Ibironke Adelaja is the current fellow at Rutgers Cancer Institute of New Jersey


Ibironke Adelaja is the current fellow at Rutgers Cancer Institute of New Jersey who is participating in the Breast Surgery Fellowship Program, which provides specialized training in breast surgery.

John Emerson

A troubling fact of life is that there is no shortage of women who develop breast cancer—yet there are still not enough breast-cancer surgeons trained to treat it. That’s why the Breast Cancer Alliance, a nonprofit that funds education and research, has given $75,000 over the past two years to help underwrite the Breast Surgery Fellowship Program at Rutgers Cancer Institute of New Jersey, one of 40 accredited programs nationwide that provide specialized training in breast surgery.

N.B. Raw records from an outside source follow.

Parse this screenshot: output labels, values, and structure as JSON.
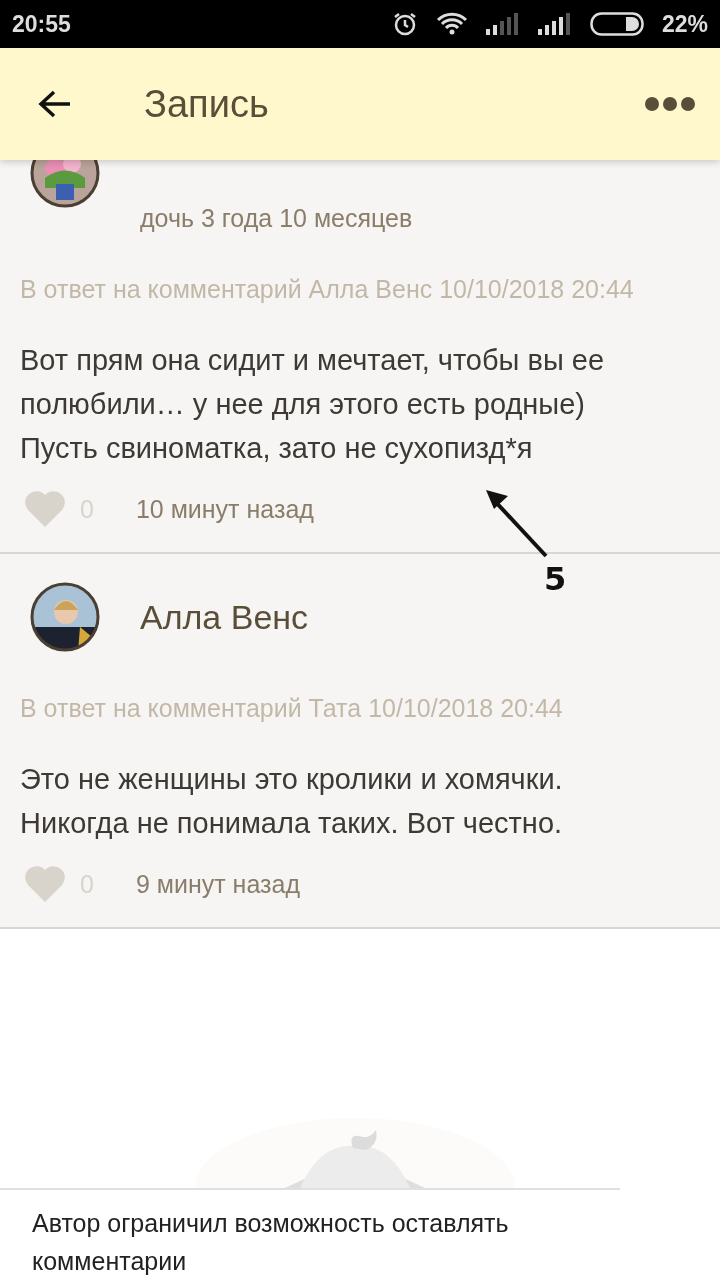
{
  "status_bar": {
    "time": "20:55",
    "battery": "22%"
  },
  "header": {
    "title": "Запись"
  },
  "comments": [
    {
      "kind": "cut",
      "subtitle": "дочь 3 года 10 месяцев",
      "reply_to": "В ответ на комментарий Алла Венс 10/10/2018 20:44",
      "text": "Вот прям она сидит и мечтает, чтобы вы ее полюбили… у нее для этого есть родные) Пусть свиноматка, зато не сухопизд*я",
      "liked": false,
      "likes": "0",
      "time": "10 минут назад"
    },
    {
      "kind": "full",
      "author": "Алла Венс",
      "reply_to": "В ответ на комментарий Тата  10/10/2018 20:44",
      "text": "Это не женщины это кролики и хомячки. Никогда не понимала таких. Вот честно.",
      "liked": false,
      "likes": "0",
      "time": "9 минут назад"
    }
  ],
  "annotation": {
    "label": "5"
  },
  "footer": {
    "notice": "Автор ограничил возможность оставлять комментарии"
  }
}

The fellowship, headed by surgical oncologist Laurie Kirstein, introduces a general surgeon to seven months of extensive training in every facet of breast surgery, in addition to one-month rotations in medical oncology, radiology, surgical pathology, radiation oncology, and community practice. The fellows also conduct research, which they publish and present. Kirstein, herself a fellowship-trained breast surgeon, says the program prepares fellows to run “a first-rate breast-disease program.”

“Most of our fellows intend to work in breast-only practices that give multidisciplinary care in breast disease,” says Kirstein, also an assistant professor of surgery at Rutgers Robert Wood Johnson Medical School (RWJMS). “We meet the educational requirements of a breast oncology fellowship, but we tailor the experience to each fellow.”

The Cancer Institute’s most recent recipient of the honor is Ibironke Adelaja, who was selected from 50 applicants by Kirstein and Thomas Kearney, the director of Breast Care Services at the Cancer Institute where he started the program in 2005; he is also an associate professor of surgery at RWJMS. Serving primarily an underserved population, Adelaja, who lives in Fresno, California, with her husband and stepson, completed her general surgery residency at UCSF Fresno Medical Center and served two years as a surgeon before beginning the fellowship in June.

“Data show that patients do better with a breast-fellowship trained surgeon,” says Kirstein, who would like to see the fellowship expand to accept two fellows each year. “But right now, there are not enough fellowship-trained surgeons to meet the demand. That’s why fellowships are so important.”